Parents turn over their children to schools for major parts of a kid's life. We expect them to educate our children and to be fair in their treatment and decisions involving the students.
What happens when a staff person at a school interferes with a parent who is seeking information about the services required to be provided to his student?
In my case, I am the ex-step-parent of a 20-year-old student in the Age 18-21 Transition Program here in Woodstock. I say "ex-step-parent", because his mother and I divorced nine years ago. I'm sure the District would prefer that I would had abandoned him and left Woodstock in 2000, but I didn't. For all practical purposes I'm his dad.
For legal purposes he signed a very broad Authorization recently that permits the school district to give me anything I ask for in terms of records and reports about the school year. It was unlimited in scope. It did not give me the authority to make any changes in his Individualized Education Program (IEP), but I could get the reports which were not presented at the Annual Review required of every IEP.
One week before the IEP I requested the reports, in order to study them and be able to ask questions. Not only did I not receive the reports, I didn't even receive an acknowledgement of my request!
At the IEP the Case Manager's supervisor ran the meeting and jumped right over any discussion of what had transpired during the past nine months.
After the meeting the Authorization was presented to the school district and I requested the missing reports. And so what happened?
The student got called into the Case Manager's supervisor's office and asked if he really wanted me to have what I was asking for! How's that for undermining a parent's role in a student's life??? What she should have done was provide the information.
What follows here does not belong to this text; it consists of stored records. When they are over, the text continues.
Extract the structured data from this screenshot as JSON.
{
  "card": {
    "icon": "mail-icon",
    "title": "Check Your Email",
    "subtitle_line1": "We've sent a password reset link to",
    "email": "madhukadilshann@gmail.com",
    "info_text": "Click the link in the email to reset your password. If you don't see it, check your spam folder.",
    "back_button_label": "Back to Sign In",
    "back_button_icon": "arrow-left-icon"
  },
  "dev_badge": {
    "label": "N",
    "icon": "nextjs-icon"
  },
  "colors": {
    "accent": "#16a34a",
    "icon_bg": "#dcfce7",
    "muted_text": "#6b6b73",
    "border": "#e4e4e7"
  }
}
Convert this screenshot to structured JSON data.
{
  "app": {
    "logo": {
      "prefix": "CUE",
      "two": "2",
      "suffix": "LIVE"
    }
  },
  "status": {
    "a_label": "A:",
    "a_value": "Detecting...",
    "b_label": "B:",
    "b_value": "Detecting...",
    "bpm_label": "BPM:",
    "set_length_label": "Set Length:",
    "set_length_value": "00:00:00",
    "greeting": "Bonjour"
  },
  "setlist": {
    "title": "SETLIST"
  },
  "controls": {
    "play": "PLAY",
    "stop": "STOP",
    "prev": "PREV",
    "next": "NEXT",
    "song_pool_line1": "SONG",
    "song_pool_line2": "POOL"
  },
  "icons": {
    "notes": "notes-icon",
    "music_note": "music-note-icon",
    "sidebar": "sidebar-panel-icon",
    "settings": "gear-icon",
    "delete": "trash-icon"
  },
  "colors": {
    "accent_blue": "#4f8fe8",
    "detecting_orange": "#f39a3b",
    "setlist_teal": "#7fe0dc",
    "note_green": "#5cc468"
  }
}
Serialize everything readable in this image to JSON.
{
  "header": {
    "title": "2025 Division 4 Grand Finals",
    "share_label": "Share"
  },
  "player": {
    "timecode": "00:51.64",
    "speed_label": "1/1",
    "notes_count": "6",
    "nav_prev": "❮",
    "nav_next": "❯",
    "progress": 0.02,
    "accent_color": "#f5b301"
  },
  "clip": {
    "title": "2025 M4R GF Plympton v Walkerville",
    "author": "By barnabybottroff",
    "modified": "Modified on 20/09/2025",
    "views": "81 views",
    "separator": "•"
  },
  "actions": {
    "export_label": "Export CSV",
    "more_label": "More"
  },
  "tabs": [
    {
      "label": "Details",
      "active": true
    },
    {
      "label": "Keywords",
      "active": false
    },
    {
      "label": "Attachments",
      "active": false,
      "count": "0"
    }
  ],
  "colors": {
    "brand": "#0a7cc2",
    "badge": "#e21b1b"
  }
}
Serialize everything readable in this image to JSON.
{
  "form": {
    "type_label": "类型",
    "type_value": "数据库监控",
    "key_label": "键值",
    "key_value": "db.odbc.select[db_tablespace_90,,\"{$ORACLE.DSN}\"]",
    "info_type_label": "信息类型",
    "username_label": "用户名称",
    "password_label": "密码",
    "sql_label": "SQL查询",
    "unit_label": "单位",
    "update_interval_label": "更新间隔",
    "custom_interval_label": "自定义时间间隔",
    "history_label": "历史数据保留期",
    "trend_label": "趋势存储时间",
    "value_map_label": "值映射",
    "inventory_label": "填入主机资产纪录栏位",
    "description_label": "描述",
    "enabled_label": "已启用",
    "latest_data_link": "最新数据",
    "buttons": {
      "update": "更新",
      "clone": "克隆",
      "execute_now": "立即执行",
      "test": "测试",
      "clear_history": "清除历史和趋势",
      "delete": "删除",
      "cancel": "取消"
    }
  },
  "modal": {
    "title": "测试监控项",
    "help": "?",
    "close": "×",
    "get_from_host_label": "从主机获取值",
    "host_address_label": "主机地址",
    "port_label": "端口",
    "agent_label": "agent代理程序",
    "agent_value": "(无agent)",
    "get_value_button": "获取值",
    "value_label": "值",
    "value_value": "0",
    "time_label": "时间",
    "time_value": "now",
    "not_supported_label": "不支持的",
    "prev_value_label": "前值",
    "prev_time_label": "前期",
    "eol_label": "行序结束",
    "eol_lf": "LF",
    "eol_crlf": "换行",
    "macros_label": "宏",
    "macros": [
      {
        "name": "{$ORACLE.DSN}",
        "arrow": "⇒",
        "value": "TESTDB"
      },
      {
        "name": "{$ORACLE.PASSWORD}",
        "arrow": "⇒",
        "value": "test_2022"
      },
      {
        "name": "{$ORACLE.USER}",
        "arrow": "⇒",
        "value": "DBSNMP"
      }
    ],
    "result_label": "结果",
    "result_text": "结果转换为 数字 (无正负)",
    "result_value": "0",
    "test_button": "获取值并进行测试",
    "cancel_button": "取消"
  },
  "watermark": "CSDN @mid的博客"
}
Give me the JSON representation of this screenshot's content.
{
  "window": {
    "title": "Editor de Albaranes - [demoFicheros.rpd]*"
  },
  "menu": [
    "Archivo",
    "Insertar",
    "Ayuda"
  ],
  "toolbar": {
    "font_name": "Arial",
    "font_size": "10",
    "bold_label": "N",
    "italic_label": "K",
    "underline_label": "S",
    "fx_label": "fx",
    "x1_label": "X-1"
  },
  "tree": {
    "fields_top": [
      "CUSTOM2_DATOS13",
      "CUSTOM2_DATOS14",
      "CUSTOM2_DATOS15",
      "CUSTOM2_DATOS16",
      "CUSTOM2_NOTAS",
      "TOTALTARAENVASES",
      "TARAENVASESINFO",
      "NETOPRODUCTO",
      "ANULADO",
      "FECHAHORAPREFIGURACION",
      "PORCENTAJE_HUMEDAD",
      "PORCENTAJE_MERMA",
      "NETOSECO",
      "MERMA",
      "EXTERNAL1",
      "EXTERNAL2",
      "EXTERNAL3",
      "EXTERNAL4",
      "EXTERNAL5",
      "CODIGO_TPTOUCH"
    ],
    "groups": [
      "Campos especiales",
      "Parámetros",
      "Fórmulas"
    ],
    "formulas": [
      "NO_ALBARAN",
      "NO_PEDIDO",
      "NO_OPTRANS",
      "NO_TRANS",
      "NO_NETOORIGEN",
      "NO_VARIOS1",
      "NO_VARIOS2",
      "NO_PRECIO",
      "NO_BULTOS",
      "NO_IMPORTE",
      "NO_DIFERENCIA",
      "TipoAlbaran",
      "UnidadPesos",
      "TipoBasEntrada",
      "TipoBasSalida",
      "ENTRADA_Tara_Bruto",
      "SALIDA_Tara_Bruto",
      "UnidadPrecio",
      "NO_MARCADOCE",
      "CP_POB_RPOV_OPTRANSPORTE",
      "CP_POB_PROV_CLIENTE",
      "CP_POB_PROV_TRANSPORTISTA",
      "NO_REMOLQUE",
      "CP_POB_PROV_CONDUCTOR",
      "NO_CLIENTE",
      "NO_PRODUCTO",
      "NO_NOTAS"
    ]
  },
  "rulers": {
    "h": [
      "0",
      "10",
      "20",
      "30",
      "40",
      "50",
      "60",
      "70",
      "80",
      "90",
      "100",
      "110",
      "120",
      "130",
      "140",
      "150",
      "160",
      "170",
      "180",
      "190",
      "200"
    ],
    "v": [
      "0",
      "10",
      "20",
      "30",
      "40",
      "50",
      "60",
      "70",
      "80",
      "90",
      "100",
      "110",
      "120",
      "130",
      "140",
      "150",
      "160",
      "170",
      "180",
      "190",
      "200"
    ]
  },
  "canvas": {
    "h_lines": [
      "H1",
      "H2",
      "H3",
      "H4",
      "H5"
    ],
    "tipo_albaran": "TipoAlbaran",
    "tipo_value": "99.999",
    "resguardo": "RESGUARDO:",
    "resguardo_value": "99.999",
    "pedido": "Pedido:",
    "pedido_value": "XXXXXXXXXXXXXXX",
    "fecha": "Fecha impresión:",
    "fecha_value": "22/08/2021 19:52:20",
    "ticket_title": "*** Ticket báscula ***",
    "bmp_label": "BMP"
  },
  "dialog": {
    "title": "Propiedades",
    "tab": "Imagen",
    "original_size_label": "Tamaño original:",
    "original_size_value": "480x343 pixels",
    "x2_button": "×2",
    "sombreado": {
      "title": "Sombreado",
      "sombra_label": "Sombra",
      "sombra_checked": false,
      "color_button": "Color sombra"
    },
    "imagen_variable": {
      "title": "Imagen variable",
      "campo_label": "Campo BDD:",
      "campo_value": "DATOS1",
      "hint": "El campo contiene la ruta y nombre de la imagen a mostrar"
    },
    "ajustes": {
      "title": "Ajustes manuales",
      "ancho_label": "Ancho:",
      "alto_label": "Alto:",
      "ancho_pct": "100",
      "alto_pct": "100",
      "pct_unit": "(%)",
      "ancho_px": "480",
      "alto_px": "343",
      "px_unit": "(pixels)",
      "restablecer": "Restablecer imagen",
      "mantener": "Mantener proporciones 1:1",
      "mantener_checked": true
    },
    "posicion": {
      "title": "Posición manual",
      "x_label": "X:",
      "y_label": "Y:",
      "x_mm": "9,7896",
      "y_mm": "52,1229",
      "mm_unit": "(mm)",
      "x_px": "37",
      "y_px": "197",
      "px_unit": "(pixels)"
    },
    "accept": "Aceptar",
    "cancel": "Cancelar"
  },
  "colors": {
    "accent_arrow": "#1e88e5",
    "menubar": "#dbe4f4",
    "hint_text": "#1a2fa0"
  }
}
His Authorization was complete.
According to the Illinois State Board of Education, a school district cannot unilaterally refuse or fail to provide a service or program of instruction that the IEP Team has agreed to.
In this case the student refused to participate in a special reading program. I don't have all the details about it yet, but I understand that it was well below his reading level, rather than being structured to advance his reading level. They should have selected an appropriate program and administered it correctly. And then, if he still refused, an IEP meeting should have been called to discuss the problems. As a last resort, the program could have been removed from the IEP.
But a school cannot just decide, on its own, to drop a program that is in the IEP. And that's exactly what they did.
I'm not done with my complaint about the actions of the district's special education administrative supervisor in this case. We're going to get to the bottom of it, and in a way that such an action is never repeated.
May 26 4:30PM - Misleading countdown timer
1 month ago